[Start of Attachment]

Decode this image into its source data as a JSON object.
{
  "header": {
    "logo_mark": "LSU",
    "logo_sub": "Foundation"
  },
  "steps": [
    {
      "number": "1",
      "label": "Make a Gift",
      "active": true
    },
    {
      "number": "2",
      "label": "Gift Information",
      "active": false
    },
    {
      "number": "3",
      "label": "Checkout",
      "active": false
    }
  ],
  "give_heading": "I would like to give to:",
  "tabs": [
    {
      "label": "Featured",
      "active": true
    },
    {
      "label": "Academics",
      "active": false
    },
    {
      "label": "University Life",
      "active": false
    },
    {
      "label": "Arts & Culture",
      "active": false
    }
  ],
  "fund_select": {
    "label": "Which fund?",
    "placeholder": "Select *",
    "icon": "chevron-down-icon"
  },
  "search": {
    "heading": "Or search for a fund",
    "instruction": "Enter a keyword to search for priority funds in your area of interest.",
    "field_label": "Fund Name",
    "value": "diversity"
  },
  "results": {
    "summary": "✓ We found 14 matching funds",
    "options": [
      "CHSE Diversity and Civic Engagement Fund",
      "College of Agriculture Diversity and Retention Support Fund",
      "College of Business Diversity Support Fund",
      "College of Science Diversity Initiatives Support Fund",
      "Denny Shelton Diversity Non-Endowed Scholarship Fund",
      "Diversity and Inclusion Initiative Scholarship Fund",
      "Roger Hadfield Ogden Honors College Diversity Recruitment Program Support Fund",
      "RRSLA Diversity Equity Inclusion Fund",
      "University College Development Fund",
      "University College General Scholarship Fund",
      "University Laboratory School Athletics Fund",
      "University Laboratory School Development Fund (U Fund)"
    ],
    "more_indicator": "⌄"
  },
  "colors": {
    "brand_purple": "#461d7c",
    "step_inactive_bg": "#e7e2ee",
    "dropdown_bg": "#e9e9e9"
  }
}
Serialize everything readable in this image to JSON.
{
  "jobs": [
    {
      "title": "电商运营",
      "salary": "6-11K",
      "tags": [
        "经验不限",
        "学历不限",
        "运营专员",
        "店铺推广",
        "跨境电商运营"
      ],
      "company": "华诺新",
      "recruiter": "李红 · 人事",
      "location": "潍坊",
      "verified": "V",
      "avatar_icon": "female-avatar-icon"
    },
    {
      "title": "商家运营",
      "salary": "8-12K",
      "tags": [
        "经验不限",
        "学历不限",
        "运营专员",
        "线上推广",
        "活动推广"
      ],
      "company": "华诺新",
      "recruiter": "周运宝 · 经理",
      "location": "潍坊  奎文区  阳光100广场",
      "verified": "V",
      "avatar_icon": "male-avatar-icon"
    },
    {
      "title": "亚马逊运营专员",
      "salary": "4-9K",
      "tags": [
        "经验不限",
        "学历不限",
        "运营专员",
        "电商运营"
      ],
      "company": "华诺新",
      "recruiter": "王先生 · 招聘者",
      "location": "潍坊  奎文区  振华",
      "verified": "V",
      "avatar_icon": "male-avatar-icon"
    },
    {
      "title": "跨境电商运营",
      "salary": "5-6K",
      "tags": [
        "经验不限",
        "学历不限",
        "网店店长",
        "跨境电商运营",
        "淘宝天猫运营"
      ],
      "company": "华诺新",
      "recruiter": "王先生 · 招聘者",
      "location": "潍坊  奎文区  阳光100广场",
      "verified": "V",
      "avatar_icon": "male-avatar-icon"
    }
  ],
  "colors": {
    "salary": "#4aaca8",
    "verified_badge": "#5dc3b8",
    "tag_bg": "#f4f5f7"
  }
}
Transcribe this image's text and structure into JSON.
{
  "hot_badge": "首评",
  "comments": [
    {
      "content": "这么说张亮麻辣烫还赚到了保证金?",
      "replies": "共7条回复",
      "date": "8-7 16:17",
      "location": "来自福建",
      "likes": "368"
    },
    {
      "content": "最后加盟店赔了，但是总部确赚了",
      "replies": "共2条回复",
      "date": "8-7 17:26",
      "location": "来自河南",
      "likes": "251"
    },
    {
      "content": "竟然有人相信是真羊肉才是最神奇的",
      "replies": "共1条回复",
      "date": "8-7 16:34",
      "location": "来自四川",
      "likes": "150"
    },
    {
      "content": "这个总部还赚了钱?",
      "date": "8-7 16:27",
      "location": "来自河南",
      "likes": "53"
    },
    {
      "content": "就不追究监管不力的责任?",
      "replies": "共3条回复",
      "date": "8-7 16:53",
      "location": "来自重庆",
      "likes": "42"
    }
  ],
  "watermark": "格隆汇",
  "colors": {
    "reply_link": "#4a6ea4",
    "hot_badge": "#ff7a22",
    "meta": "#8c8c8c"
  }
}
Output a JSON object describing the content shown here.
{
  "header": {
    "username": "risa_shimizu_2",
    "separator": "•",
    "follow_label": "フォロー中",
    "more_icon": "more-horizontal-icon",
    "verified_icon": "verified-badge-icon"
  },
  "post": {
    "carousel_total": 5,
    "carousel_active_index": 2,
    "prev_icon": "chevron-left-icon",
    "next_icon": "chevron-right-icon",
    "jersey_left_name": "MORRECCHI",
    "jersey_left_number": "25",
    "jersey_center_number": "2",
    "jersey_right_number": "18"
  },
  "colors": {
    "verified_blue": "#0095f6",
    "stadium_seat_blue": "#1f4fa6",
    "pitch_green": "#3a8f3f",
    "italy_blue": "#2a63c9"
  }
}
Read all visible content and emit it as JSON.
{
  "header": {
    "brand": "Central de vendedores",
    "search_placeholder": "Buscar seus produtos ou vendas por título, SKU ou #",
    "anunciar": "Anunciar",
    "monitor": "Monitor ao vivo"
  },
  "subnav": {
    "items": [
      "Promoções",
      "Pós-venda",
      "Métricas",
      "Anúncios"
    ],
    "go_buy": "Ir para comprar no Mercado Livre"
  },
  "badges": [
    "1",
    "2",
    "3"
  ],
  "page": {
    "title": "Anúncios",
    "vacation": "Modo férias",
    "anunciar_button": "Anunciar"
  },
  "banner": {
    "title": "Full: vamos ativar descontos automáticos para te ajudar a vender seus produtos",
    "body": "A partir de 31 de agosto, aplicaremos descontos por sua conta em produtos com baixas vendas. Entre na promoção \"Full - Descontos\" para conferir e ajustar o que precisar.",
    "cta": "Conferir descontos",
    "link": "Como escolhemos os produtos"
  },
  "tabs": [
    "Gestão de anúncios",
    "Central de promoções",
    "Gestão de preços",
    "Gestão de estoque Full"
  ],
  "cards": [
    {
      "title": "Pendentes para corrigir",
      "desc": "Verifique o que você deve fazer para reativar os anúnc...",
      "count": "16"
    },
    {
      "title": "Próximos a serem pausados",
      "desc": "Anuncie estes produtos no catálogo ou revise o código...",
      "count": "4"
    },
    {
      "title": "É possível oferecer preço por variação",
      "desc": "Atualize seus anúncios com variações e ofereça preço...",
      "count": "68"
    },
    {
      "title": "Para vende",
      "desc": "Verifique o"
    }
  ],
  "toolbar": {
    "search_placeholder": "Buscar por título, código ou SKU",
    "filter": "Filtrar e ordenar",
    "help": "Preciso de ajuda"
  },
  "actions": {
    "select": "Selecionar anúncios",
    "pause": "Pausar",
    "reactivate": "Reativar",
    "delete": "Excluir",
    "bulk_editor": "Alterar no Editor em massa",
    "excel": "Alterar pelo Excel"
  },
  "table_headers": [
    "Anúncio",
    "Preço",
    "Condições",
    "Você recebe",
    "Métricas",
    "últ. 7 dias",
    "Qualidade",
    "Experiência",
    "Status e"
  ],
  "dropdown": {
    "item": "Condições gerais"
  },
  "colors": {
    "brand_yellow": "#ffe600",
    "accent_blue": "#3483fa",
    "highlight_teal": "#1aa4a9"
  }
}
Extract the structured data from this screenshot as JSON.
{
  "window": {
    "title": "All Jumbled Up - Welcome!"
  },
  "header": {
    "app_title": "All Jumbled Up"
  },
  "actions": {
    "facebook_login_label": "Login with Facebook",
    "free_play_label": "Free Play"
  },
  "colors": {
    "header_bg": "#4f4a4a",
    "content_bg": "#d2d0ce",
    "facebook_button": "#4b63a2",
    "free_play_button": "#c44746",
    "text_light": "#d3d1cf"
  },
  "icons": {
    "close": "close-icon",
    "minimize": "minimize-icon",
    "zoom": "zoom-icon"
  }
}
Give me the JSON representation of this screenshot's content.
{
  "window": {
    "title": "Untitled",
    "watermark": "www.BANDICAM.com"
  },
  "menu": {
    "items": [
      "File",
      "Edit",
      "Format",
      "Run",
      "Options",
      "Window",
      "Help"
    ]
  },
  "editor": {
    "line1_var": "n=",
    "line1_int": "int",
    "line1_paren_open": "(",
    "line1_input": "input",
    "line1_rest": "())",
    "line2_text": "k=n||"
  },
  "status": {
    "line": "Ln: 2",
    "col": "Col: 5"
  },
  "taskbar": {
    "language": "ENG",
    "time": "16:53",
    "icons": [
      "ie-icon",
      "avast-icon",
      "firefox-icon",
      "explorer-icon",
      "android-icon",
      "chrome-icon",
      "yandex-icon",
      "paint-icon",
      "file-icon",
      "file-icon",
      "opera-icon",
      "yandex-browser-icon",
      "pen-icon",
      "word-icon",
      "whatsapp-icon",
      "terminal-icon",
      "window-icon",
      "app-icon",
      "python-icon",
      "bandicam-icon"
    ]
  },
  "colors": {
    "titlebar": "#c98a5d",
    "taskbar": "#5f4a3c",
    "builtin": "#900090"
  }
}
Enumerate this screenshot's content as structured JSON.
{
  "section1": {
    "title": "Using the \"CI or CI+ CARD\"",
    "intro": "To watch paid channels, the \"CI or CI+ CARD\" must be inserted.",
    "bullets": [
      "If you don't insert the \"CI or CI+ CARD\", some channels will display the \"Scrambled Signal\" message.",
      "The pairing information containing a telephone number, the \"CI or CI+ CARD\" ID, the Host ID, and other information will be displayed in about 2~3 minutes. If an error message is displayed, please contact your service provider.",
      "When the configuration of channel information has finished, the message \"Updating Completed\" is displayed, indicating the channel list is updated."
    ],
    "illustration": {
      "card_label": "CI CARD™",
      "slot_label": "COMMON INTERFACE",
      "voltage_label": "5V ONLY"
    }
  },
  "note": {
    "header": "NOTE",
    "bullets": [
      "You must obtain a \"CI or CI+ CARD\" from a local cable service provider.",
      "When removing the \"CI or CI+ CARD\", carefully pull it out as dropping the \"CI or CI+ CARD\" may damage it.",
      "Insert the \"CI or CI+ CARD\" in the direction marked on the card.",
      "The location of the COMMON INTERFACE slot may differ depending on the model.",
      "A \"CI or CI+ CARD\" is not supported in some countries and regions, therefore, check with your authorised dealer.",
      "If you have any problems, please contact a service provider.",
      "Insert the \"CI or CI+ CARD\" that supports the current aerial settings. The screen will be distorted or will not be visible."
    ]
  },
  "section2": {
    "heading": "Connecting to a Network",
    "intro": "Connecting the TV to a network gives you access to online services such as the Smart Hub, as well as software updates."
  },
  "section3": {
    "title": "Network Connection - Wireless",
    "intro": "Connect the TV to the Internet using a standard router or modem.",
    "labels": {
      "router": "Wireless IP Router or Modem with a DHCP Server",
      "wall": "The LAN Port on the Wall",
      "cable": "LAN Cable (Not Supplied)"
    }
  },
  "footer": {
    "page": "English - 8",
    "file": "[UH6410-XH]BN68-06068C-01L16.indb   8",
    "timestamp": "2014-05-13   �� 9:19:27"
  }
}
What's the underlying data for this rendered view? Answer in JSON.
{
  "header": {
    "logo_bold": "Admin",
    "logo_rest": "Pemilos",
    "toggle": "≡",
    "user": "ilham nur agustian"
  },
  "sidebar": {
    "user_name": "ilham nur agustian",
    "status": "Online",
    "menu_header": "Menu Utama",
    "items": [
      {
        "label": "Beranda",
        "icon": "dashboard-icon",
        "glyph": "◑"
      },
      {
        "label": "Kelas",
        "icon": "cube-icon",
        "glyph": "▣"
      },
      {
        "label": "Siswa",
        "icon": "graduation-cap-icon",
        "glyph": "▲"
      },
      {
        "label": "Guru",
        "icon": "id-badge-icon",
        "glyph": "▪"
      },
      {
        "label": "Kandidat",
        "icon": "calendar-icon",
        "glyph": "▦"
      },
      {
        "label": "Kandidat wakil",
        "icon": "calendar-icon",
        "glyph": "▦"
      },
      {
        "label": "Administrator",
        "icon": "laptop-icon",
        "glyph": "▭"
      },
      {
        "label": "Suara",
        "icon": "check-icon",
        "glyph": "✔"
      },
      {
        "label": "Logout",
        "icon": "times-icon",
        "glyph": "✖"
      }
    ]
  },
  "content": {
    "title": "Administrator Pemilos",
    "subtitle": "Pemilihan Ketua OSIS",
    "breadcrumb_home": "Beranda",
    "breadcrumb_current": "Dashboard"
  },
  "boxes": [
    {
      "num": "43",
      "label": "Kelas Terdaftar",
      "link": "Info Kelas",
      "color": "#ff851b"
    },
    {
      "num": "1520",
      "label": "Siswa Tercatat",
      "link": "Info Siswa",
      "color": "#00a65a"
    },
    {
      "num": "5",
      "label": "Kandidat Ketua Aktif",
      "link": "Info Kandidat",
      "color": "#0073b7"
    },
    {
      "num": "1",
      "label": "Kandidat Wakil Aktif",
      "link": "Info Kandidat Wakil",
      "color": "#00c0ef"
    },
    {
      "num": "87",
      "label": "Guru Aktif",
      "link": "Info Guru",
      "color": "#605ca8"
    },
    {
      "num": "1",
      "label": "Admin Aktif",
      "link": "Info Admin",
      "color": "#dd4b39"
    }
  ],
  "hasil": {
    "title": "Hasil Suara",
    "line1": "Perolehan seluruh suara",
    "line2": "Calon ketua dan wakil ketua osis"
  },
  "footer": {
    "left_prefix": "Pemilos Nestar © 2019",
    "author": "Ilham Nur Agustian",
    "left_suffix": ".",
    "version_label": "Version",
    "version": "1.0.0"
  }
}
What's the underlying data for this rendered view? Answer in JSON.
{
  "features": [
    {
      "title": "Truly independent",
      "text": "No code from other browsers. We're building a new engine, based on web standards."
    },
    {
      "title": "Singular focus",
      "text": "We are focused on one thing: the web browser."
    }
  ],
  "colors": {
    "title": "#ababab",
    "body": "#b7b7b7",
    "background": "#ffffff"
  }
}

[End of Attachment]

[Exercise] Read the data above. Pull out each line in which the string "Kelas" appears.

[Written solution]
        "label": "Kelas",
      "label": "Kelas Terdaftar",
      "link": "Info Kelas",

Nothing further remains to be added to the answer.